HOW TO COMPLETE THIS TASK:
The records that follow are to be reproduced verbatim.

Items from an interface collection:
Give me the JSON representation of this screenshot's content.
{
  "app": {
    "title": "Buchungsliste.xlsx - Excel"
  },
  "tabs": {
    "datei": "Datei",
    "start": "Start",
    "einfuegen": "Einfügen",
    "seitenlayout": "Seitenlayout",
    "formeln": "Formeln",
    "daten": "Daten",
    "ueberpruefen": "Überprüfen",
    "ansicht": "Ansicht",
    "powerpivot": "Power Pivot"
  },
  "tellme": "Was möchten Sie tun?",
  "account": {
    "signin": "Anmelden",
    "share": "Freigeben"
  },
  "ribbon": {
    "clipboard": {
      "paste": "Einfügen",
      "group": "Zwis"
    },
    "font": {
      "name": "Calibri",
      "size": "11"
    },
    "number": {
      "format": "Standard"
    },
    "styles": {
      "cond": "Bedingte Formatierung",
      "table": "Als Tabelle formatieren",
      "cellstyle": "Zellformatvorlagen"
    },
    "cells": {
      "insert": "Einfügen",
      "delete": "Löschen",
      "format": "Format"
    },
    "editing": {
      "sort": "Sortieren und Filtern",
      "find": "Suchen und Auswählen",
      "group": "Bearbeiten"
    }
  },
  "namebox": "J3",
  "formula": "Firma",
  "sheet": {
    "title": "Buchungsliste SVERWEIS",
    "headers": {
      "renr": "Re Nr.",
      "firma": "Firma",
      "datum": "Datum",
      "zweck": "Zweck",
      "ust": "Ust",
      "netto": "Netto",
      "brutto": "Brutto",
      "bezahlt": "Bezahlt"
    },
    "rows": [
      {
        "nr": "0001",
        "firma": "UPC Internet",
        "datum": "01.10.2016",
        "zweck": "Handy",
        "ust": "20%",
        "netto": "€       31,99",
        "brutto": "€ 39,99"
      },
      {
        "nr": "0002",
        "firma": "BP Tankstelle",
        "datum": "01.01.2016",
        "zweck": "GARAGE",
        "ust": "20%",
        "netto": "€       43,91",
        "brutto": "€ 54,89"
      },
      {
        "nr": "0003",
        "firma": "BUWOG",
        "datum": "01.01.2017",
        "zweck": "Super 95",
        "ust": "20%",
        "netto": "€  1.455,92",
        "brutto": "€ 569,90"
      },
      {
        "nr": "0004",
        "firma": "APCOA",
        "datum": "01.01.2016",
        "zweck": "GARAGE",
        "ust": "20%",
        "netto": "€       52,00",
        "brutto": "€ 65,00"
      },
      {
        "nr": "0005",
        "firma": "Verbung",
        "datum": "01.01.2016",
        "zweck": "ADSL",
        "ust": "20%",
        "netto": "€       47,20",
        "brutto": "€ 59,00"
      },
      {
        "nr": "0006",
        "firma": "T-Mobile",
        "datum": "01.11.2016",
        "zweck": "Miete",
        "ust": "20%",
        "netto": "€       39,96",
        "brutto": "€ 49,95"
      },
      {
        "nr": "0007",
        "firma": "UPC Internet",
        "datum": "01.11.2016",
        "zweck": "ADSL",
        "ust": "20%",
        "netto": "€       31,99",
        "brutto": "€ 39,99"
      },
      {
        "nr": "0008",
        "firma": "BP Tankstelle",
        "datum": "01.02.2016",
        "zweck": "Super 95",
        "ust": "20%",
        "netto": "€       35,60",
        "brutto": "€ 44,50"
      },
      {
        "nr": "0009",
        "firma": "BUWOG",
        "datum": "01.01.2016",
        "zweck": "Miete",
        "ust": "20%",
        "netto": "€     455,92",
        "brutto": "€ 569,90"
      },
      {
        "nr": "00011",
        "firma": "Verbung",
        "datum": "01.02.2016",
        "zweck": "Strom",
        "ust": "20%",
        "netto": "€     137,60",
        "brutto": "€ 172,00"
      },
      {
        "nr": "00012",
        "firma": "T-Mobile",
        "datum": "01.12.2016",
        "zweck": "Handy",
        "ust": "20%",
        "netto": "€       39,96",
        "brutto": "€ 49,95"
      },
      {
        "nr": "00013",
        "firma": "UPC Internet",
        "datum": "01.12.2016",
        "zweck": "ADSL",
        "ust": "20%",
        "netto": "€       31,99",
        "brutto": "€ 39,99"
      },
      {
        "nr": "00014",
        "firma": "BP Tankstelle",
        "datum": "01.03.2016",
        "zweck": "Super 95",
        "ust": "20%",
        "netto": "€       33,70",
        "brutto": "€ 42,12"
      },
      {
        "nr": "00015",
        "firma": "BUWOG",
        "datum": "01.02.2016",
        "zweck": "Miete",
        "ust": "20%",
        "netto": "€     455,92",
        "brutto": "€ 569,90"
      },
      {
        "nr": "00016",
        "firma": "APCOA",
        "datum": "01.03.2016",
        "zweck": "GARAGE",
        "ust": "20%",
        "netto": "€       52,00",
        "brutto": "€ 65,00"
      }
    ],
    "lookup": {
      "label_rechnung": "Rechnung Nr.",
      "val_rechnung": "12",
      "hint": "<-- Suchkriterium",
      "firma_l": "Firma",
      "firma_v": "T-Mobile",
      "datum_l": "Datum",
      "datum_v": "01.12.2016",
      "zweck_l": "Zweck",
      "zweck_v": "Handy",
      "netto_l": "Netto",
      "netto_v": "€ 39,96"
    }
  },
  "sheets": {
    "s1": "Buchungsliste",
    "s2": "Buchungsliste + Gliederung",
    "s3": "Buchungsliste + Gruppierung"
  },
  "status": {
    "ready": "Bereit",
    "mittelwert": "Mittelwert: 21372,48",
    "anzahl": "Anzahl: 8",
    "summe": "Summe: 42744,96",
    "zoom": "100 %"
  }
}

WORKED SOLUTION:
Give me the JSON representation of this screenshot's content.
{
  "app": {
    "title": "Buchungsliste.xlsx - Excel"
  },
  "tabs": {
    "datei": "Datei",
    "start": "Start",
    "einfuegen": "Einfügen",
    "seitenlayout": "Seitenlayout",
    "formeln": "Formeln",
    "daten": "Daten",
    "ueberpruefen": "Überprüfen",
    "ansicht": "Ansicht",
    "powerpivot": "Power Pivot"
  },
  "tellme": "Was möchten Sie tun?",
  "account": {
    "signin": "Anmelden",
    "share": "Freigeben"
  },
  "ribbon": {
    "clipboard": {
      "paste": "Einfügen",
      "group": "Zwis"
    },
    "font": {
      "name": "Calibri",
      "size": "11"
    },
    "number": {
      "format": "Standard"
    },
    "styles": {
      "cond": "Bedingte Formatierung",
      "table": "Als Tabelle formatieren",
      "cellstyle": "Zellformatvorlagen"
    },
    "cells": {
      "insert": "Einfügen",
      "delete": "Löschen",
      "format": "Format"
    },
    "editing": {
      "sort": "Sortieren und Filtern",
      "find": "Suchen und Auswählen",
      "group": "Bearbeiten"
    }
  },
  "namebox": "J3",
  "formula": "Firma",
  "sheet": {
    "title": "Buchungsliste SVERWEIS",
    "headers": {
      "renr": "Re Nr.",
      "firma": "Firma",
      "datum": "Datum",
      "zweck": "Zweck",
      "ust": "Ust",
      "netto": "Netto",
      "brutto": "Brutto",
      "bezahlt": "Bezahlt"
    },
    "rows": [
      {
        "nr": "0001",
        "firma": "UPC Internet",
        "datum": "01.10.2016",
        "zweck": "Handy",
        "ust": "20%",
        "netto": "€       31,99",
        "brutto": "€ 39,99"
      },
      {
        "nr": "0002",
        "firma": "BP Tankstelle",
        "datum": "01.01.2016",
        "zweck": "GARAGE",
        "ust": "20%",
        "netto": "€       43,91",
        "brutto": "€ 54,89"
      },
      {
        "nr": "0003",
        "firma": "BUWOG",
        "datum": "01.01.2017",
        "zweck": "Super 95",
        "ust": "20%",
        "netto": "€  1.455,92",
        "brutto": "€ 569,90"
      },
      {
        "nr": "0004",
        "firma": "APCOA",
        "datum": "01.01.2016",
        "zweck": "GARAGE",
        "ust": "20%",
        "netto": "€       52,00",
        "brutto": "€ 65,00"
      },
      {
        "nr": "0005",
        "firma": "Verbung",
        "datum": "01.01.2016",
        "zweck": "ADSL",
        "ust": "20%",
        "netto": "€       47,20",
        "brutto": "€ 59,00"
      },
      {
        "nr": "0006",
        "firma": "T-Mobile",
        "datum": "01.11.2016",
        "zweck": "Miete",
        "ust": "20%",
        "netto": "€       39,96",
        "brutto": "€ 49,95"
      },
      {
        "nr": "0007",
        "firma": "UPC Internet",
        "datum": "01.11.2016",
        "zweck": "ADSL",
        "ust": "20%",
        "netto": "€       31,99",
        "brutto": "€ 39,99"
      },
      {
        "nr": "0008",
        "firma": "BP Tankstelle",
        "datum": "01.02.2016",
        "zweck": "Super 95",
        "ust": "20%",
        "netto": "€       35,60",
        "brutto": "€ 44,50"
      },
      {
        "nr": "0009",
        "firma": "BUWOG",
        "datum": "01.01.2016",
        "zweck": "Miete",
        "ust": "20%",
        "netto": "€     455,92",
        "brutto": "€ 569,90"
      },
      {
        "nr": "00011",
        "firma": "Verbung",
        "datum": "01.02.2016",
        "zweck": "Strom",
        "ust": "20%",
        "netto": "€     137,60",
        "brutto": "€ 172,00"
      },
      {
        "nr": "00012",
        "firma": "T-Mobile",
        "datum": "01.12.2016",
        "zweck": "Handy",
        "ust": "20%",
        "netto": "€       39,96",
        "brutto": "€ 49,95"
      },
      {
        "nr": "00013",
        "firma": "UPC Internet",
        "datum": "01.12.2016",
        "zweck": "ADSL",
        "ust": "20%",
        "netto": "€       31,99",
        "brutto": "€ 39,99"
      },
      {
        "nr": "00014",
        "firma": "BP Tankstelle",
        "datum": "01.03.2016",
        "zweck": "Super 95",
        "ust": "20%",
        "netto": "€       33,70",
        "brutto": "€ 42,12"
      },
      {
        "nr": "00015",
        "firma": "BUWOG",
        "datum": "01.02.2016",
        "zweck": "Miete",
        "ust": "20%",
        "netto": "€     455,92",
        "brutto": "€ 569,90"
      },
      {
        "nr": "00016",
        "firma": "APCOA",
        "datum": "01.03.2016",
        "zweck": "GARAGE",
        "ust": "20%",
        "netto": "€       52,00",
        "brutto": "€ 65,00"
      }
    ],
    "lookup": {
      "label_rechnung": "Rechnung Nr.",
      "val_rechnung": "12",
      "hint": "<-- Suchkriterium",
      "firma_l": "Firma",
      "firma_v": "T-Mobile",
      "datum_l": "Datum",
      "datum_v": "01.12.2016",
      "zweck_l": "Zweck",
      "zweck_v": "Handy",
      "netto_l": "Netto",
      "netto_v": "€ 39,96"
    }
  },
  "sheets": {
    "s1": "Buchungsliste",
    "s2": "Buchungsliste + Gliederung",
    "s3": "Buchungsliste + Gruppierung"
  },
  "status": {
    "ready": "Bereit",
    "mittelwert": "Mittelwert: 21372,48",
    "anzahl": "Anzahl: 8",
    "summe": "Summe: 42744,96",
    "zoom": "100 %"
  }
}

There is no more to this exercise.